Well Okkkaaayyyy - not only is nuking a nation to death possible but now it sounds like fun. Somehow I can't imagine killing millions of people would be something, even the Belgians, would "gladly" help in. And in 1997 the Americans have some more serious things to get worked up about (like WW bloody 3 with the Soviet Union) than perceived slights from the French.

But seriously I always found the Twilight War as presented in T:2k and what happened after as in the history of 2300AD not to sit together well. Every nation in Europe would be devastated after the Twilight War (yet somehow the French survived, the Brits rebounded in two decades and Europe somehow found the capital to industrialise South America?). When the Sovs start nuking neutral ports and fuel production facilities in early 1998 France cops it big time and the Rhine is no barrier to the massive disease outbreaks.

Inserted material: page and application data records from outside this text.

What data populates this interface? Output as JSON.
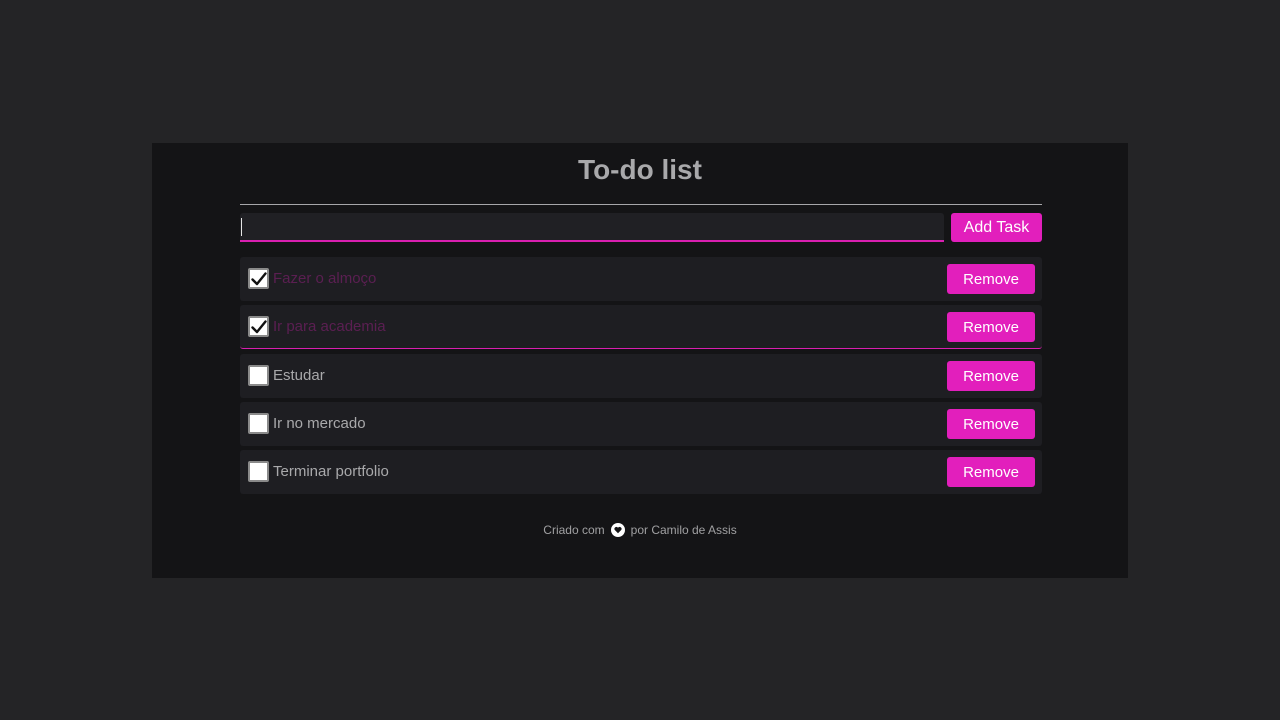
{
  "app": {
    "title": "To-do list"
  },
  "input": {
    "value": "",
    "placeholder": ""
  },
  "add_button": {
    "label": "Add Task"
  },
  "tasks": [
    {
      "label": "Fazer o almoço",
      "done": true,
      "remove_label": "Remove"
    },
    {
      "label": "Ir para academia",
      "done": true,
      "remove_label": "Remove"
    },
    {
      "label": "Estudar",
      "done": false,
      "remove_label": "Remove"
    },
    {
      "label": "Ir no mercado",
      "done": false,
      "remove_label": "Remove"
    },
    {
      "label": "Terminar portfolio",
      "done": false,
      "remove_label": "Remove"
    }
  ],
  "footer": {
    "prefix": "Criado com",
    "icon": "heart-icon",
    "suffix": "por Camilo de Assis"
  },
  "colors": {
    "background": "#242426",
    "card": "#141416",
    "row": "#1e1e22",
    "accent": "#e21fbc",
    "done_text": "#5b1f52",
    "text": "#a9a9ab"
  }
}
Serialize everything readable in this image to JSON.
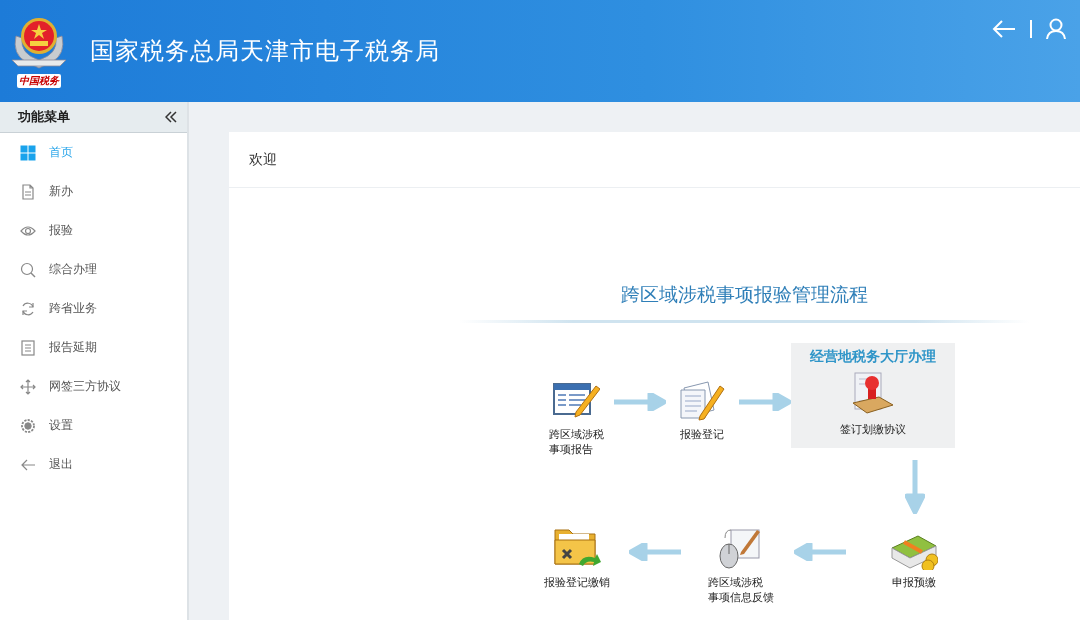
{
  "header": {
    "title": "国家税务总局天津市电子税务局",
    "logo_text": "中国税务"
  },
  "sidebar": {
    "title": "功能菜单",
    "items": [
      {
        "label": "首页",
        "kind": "grid",
        "selected": true
      },
      {
        "label": "新办",
        "kind": "document",
        "selected": false
      },
      {
        "label": "报验",
        "kind": "eye",
        "selected": false
      },
      {
        "label": "综合办理",
        "kind": "search",
        "selected": false
      },
      {
        "label": "跨省业务",
        "kind": "refresh",
        "selected": false
      },
      {
        "label": "报告延期",
        "kind": "list",
        "selected": false
      },
      {
        "label": "网签三方协议",
        "kind": "move",
        "selected": false
      },
      {
        "label": "设置",
        "kind": "gear",
        "selected": false
      },
      {
        "label": "退出",
        "kind": "exit",
        "selected": false
      }
    ]
  },
  "panel": {
    "title": "欢迎"
  },
  "flow": {
    "title": "跨区域涉税事项报验管理流程",
    "hall_title": "经营地税务大厅办理",
    "steps": [
      {
        "label_lines": [
          "跨区域涉税",
          "事项报告"
        ],
        "kind": "report"
      },
      {
        "label_lines": [
          "报验登记"
        ],
        "kind": "register"
      },
      {
        "label_lines": [
          "签订划缴协议"
        ],
        "kind": "agreement"
      },
      {
        "label_lines": [
          "报验登记缴销"
        ],
        "kind": "cancel"
      },
      {
        "label_lines": [
          "跨区域涉税",
          "事项信息反馈"
        ],
        "kind": "feedback"
      },
      {
        "label_lines": [
          "申报预缴"
        ],
        "kind": "prepay"
      }
    ]
  }
}
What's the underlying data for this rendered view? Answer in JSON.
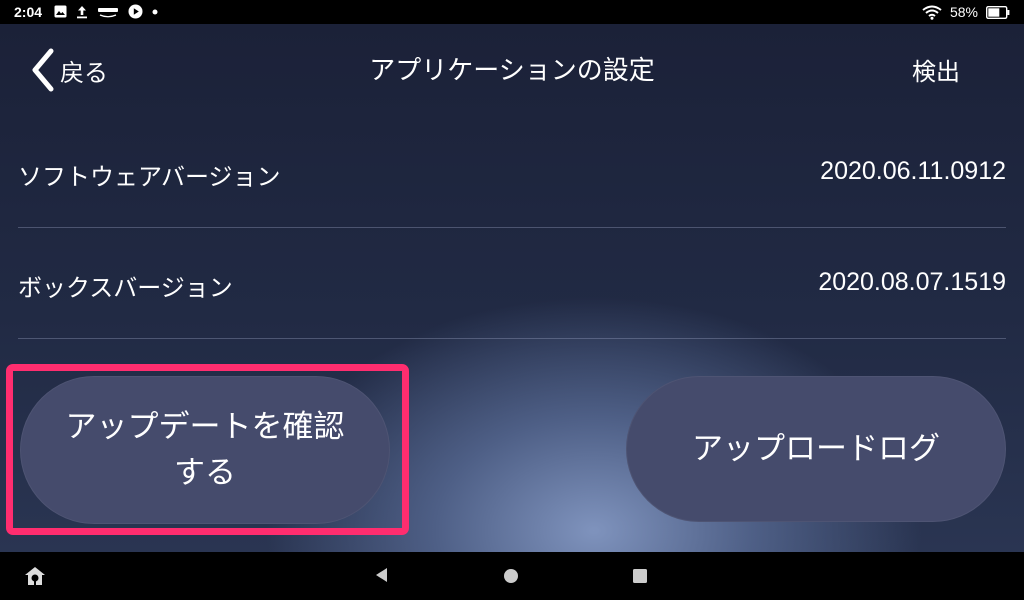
{
  "status_bar": {
    "time": "2:04",
    "battery_percent": "58%",
    "notification_icons": [
      "image-icon",
      "upload-icon",
      "photos-icon",
      "play-icon",
      "dot-icon"
    ],
    "right_icons": [
      "wifi-icon",
      "battery-icon"
    ]
  },
  "header": {
    "back_label": "戻る",
    "title": "アプリケーションの設定",
    "detect_label": "検出"
  },
  "rows": [
    {
      "label": "ソフトウェアバージョン",
      "value": "2020.06.11.0912"
    },
    {
      "label": "ボックスバージョン",
      "value": "2020.08.07.1519"
    }
  ],
  "buttons": {
    "check_update_line1": "アップデートを確認",
    "check_update_line2": "する",
    "upload_log": "アップロードログ"
  },
  "colors": {
    "highlight": "#ff2d6f",
    "button_bg": "#454b6c",
    "app_bg": "#212a44"
  },
  "nav_bar": {
    "icons": [
      "home-settings-icon",
      "nav-back-icon",
      "nav-home-icon",
      "nav-recents-icon"
    ]
  }
}
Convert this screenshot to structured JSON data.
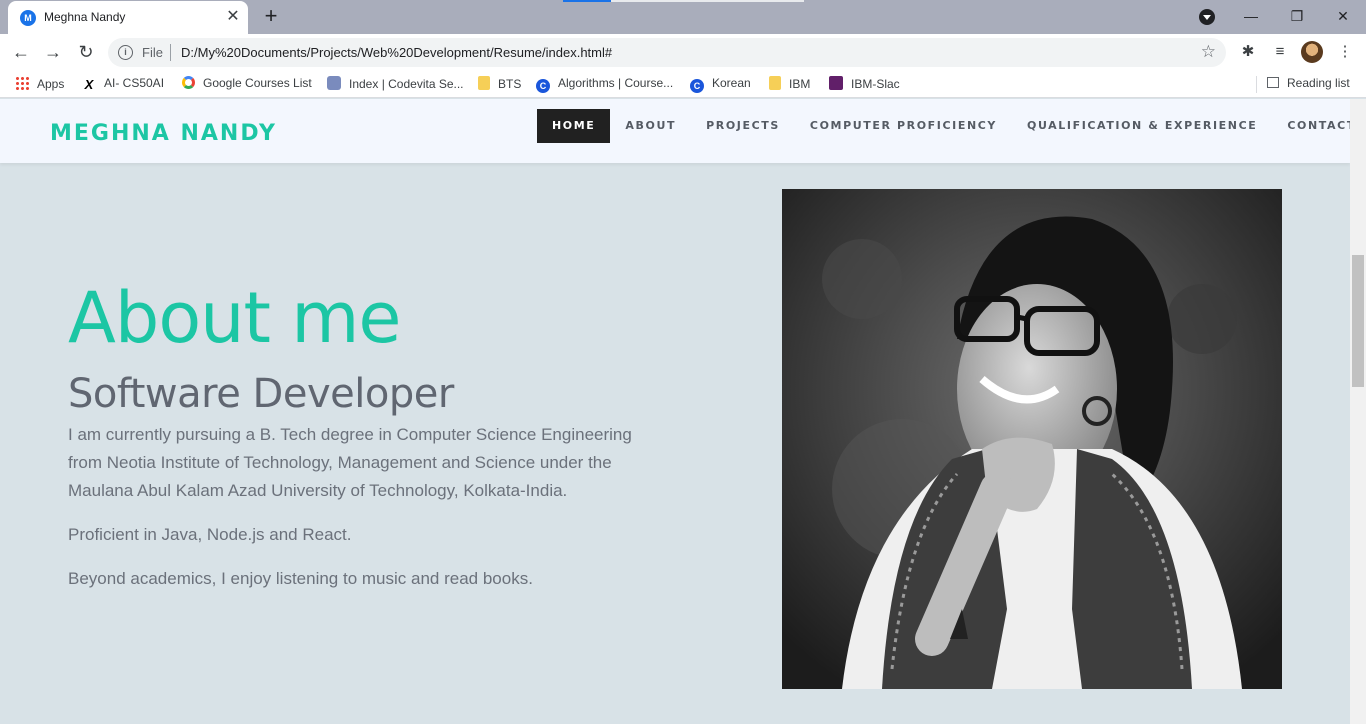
{
  "browser": {
    "tab_title": "Meghna Nandy",
    "tab_favicon_letter": "M",
    "tab_close": "✕",
    "new_tab": "+",
    "window_controls": {
      "minimize": "—",
      "restore": "❐",
      "close": "✕"
    },
    "nav": {
      "back": "←",
      "forward": "→",
      "reload": "↻"
    },
    "address": {
      "scheme_label": "File",
      "url": "D:/My%20Documents/Projects/Web%20Development/Resume/index.html#",
      "star": "☆"
    },
    "bookmarks": [
      {
        "label": "Apps",
        "icon": "apps-grid-icon"
      },
      {
        "label": "AI- CS50AI",
        "icon": "x-logo-icon"
      },
      {
        "label": "Google Courses List",
        "icon": "google-icon"
      },
      {
        "label": "Index | Codevita Se...",
        "icon": "codevita-icon"
      },
      {
        "label": "BTS",
        "icon": "folder-icon"
      },
      {
        "label": "Algorithms | Course...",
        "icon": "coursera-icon"
      },
      {
        "label": "Korean",
        "icon": "coursera-icon"
      },
      {
        "label": "IBM",
        "icon": "folder-icon"
      },
      {
        "label": "IBM-Slac",
        "icon": "slack-icon"
      }
    ],
    "reading_list": "Reading list"
  },
  "site": {
    "brand": "MEGHNA NANDY",
    "menu": [
      {
        "label": "HOME",
        "active": true
      },
      {
        "label": "ABOUT",
        "active": false
      },
      {
        "label": "PROJECTS",
        "active": false
      },
      {
        "label": "COMPUTER PROFICIENCY",
        "active": false
      },
      {
        "label": "QUALIFICATION & EXPERIENCE",
        "active": false
      },
      {
        "label": "CONTACT",
        "active": false
      }
    ],
    "about": {
      "title": "About me",
      "subtitle": "Software Developer",
      "paragraphs": [
        "I am currently pursuing a B. Tech degree in Computer Science Engineering from Neotia Institute of Technology, Management and Science under the Maulana Abul Kalam Azad University of Technology, Kolkata-India.",
        "Proficient in Java, Node.js and React.",
        "Beyond academics, I enjoy listening to music and read books."
      ]
    }
  },
  "colors": {
    "accent": "#1cc6a4",
    "page_bg": "#d8e2e7",
    "nav_bg": "#f3f7fe",
    "active_menu_bg": "#212121"
  }
}
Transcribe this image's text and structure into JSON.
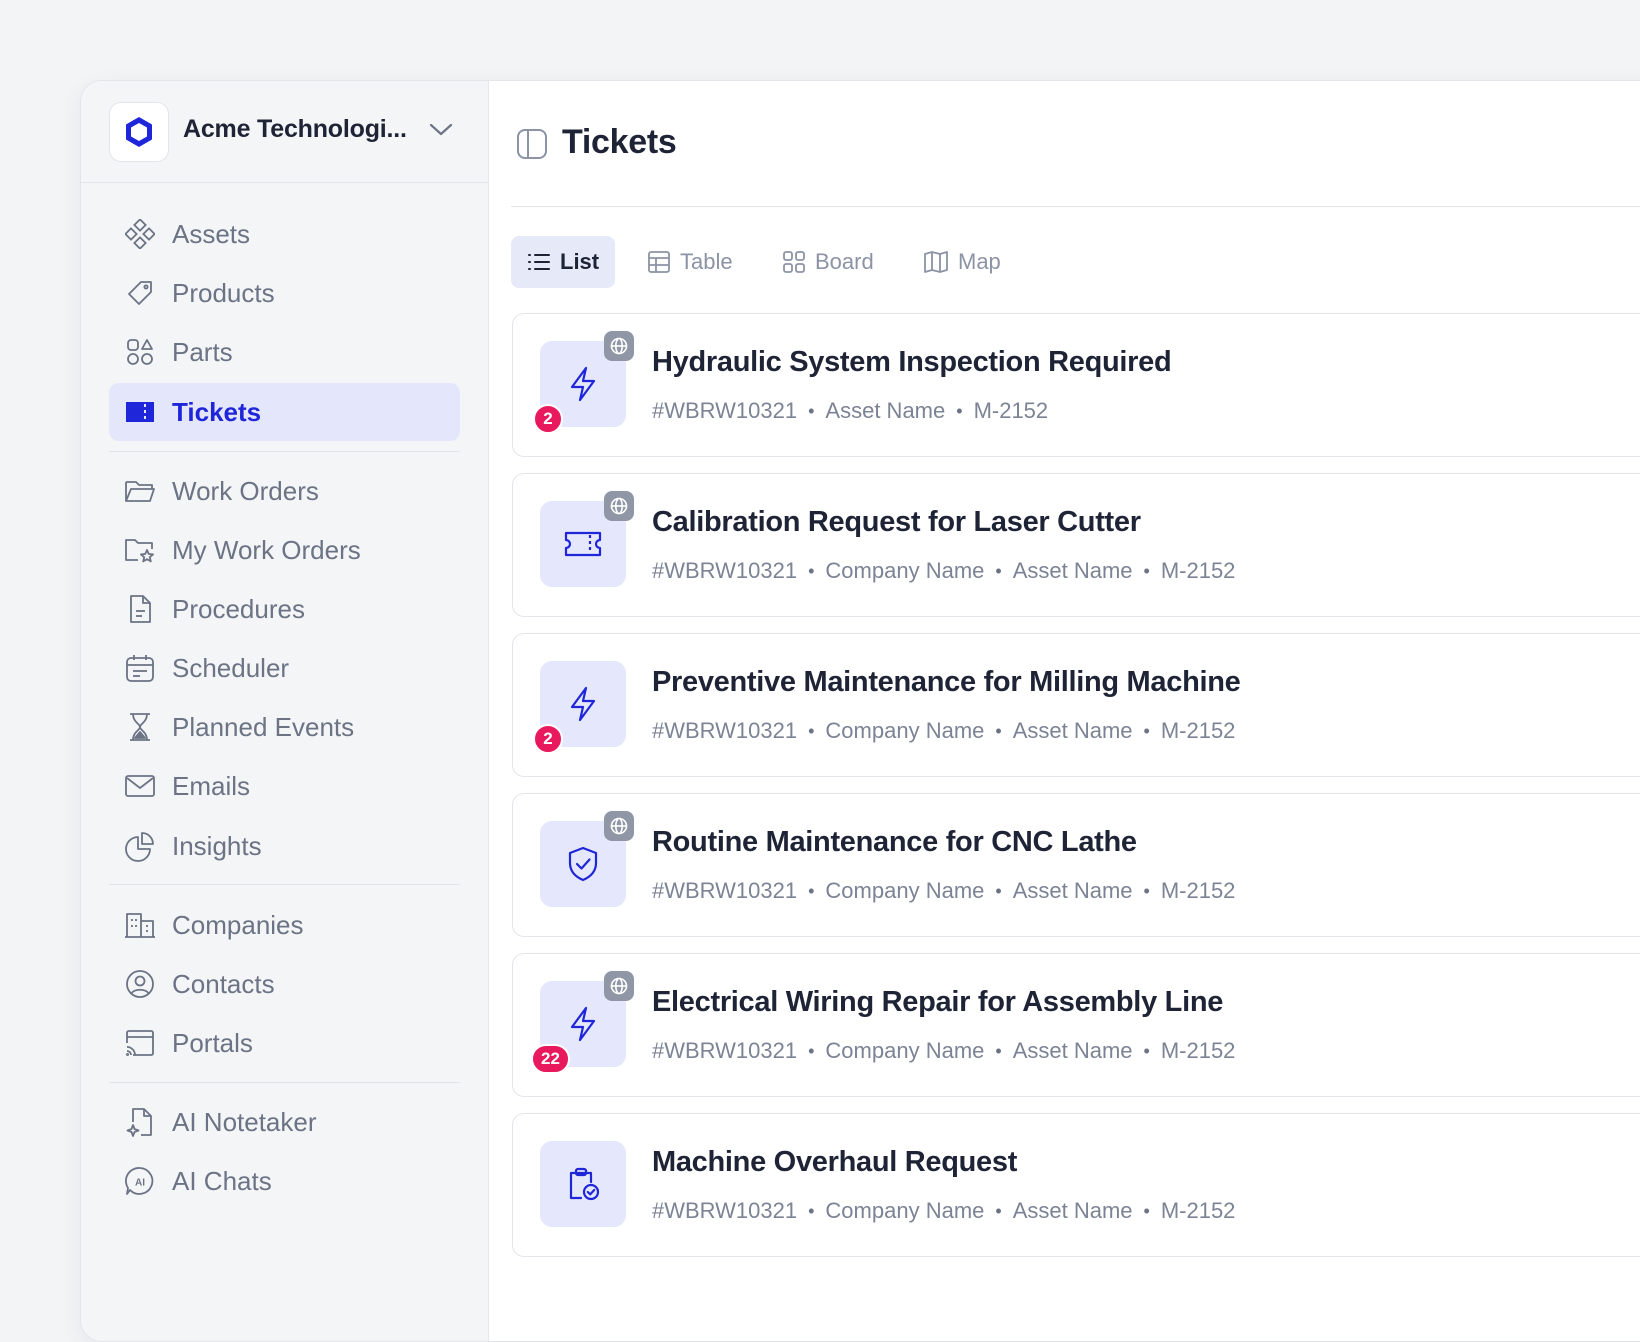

The only European nations likely to survive are Switzerland and Sweden. Not only are both neutral but both were far better prepared to absorb damage. The Swiss civil defence system was (and still is) huge; every house in Switzerland has to be built with a bunker. Plus a hell of a lot of concrete has been poured in the Alps the past 60 years.

The same goes for the rest of the world. How can Manchuria the centre of the huge war between the Sovs and China with massive tac nuke use somehow rebound from 5% of its pre-war population to the centre of industry in all China? It certainly isn’t the centre now (maybe was in the 1920s) and would be nothing but radioactive, anthrax breeding grounds in 2001. All the non-European and North American countries around the world collapse to anarchy just because what they see on TV is so damn scary, etc (all except the most vulnerable – Japan). Any realistic Twilight War would see the world 300 years later controlled by the industrialised south – Australia, South America, South Africa and India. The North Americans and Euros would be begging them for food aid for at least 100 years while their soil recovers from a serious dose of Chernobylisation.